DATA FOR THIS EXERCISE START

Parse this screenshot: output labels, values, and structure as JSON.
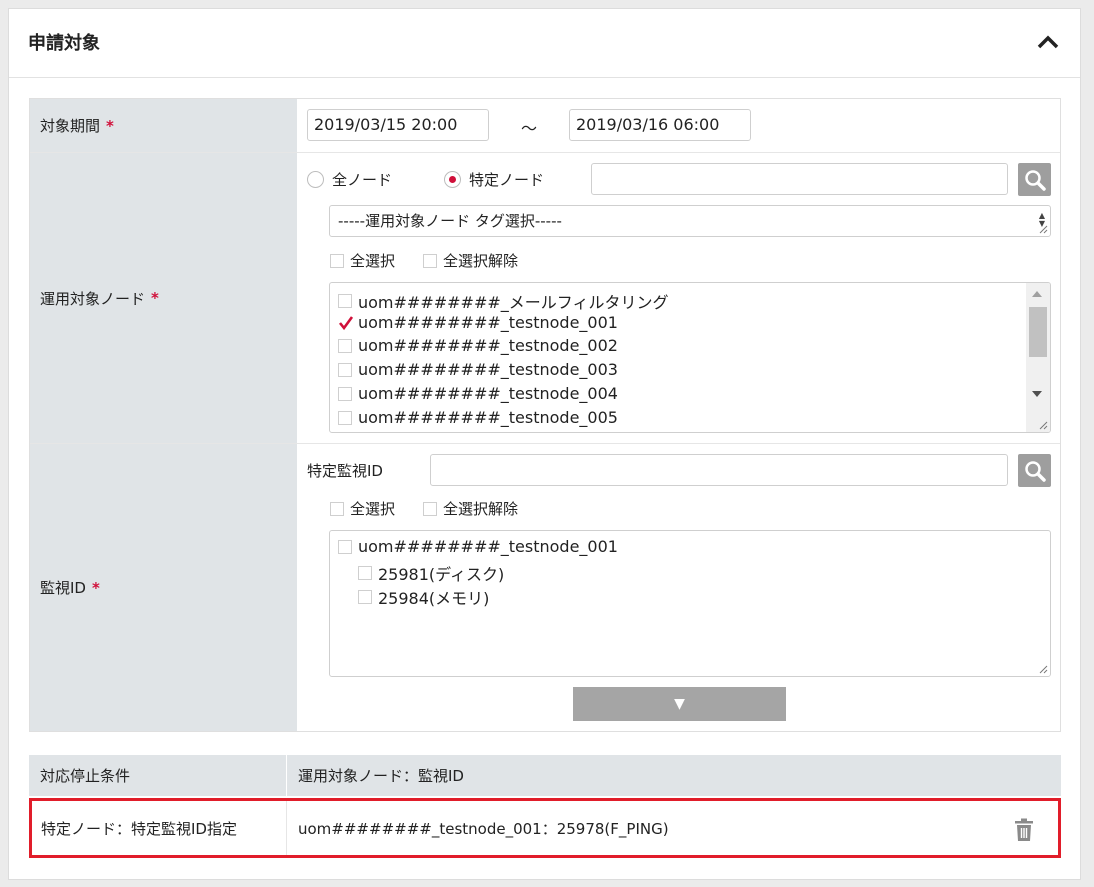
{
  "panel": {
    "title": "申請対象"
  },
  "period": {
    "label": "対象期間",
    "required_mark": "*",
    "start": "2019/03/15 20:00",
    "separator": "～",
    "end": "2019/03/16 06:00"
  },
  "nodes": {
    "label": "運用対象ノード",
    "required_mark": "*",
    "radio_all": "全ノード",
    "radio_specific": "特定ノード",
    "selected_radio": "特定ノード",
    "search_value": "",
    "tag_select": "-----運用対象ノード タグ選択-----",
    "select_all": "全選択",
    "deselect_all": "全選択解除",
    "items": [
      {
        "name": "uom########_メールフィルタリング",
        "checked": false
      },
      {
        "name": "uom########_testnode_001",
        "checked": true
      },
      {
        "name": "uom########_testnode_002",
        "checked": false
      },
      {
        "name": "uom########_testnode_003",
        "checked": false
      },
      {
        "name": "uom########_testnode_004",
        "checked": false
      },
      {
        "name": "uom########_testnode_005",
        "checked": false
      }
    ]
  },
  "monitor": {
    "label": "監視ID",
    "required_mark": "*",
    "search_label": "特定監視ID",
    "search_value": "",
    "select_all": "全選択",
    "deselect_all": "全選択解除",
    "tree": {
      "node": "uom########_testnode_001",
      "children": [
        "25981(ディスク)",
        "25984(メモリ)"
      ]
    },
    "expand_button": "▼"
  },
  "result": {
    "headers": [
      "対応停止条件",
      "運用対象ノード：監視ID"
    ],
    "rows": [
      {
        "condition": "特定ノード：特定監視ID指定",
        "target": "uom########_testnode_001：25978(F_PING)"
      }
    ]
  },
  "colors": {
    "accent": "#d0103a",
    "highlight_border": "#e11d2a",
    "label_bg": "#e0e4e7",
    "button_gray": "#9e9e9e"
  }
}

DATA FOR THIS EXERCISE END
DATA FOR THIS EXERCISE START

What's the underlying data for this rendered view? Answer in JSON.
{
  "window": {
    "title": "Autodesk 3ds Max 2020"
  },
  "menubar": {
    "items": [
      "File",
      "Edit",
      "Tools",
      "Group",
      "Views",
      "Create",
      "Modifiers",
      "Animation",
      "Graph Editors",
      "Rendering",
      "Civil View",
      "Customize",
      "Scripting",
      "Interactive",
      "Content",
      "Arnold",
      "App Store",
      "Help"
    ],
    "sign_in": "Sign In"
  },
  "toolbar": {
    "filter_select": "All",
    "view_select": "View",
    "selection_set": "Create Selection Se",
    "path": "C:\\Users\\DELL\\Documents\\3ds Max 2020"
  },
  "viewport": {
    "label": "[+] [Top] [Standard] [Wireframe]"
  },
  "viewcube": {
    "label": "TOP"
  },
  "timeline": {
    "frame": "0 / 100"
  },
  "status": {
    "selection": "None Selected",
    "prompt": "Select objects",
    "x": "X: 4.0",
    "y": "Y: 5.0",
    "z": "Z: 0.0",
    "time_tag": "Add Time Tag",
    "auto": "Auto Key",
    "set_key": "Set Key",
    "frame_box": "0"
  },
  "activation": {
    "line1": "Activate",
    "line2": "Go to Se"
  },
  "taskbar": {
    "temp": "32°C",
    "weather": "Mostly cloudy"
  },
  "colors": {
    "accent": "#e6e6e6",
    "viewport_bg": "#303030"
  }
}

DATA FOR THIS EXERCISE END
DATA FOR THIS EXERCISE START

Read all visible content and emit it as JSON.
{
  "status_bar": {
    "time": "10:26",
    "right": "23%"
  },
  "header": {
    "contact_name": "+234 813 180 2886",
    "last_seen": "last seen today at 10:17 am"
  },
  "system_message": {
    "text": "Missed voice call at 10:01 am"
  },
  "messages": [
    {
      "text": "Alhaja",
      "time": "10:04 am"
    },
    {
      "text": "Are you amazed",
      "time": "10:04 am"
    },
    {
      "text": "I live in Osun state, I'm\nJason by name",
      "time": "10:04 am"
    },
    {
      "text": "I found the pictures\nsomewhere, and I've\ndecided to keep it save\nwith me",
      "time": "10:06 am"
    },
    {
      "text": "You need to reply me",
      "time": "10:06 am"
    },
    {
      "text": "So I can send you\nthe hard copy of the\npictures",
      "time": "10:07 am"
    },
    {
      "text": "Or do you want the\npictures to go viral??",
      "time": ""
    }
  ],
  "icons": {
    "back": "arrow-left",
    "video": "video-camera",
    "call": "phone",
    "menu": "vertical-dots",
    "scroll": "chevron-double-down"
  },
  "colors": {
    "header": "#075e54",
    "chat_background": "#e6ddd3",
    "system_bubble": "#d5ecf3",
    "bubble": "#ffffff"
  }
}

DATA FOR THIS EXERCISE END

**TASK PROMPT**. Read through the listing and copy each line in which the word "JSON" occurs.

**ANSWER SECTION**.
Parse this screenshot: output labels, values, and structure as JSON.
What's the underlying data for this rendered view? Answer in JSON.
Read all visible content and emit it as JSON.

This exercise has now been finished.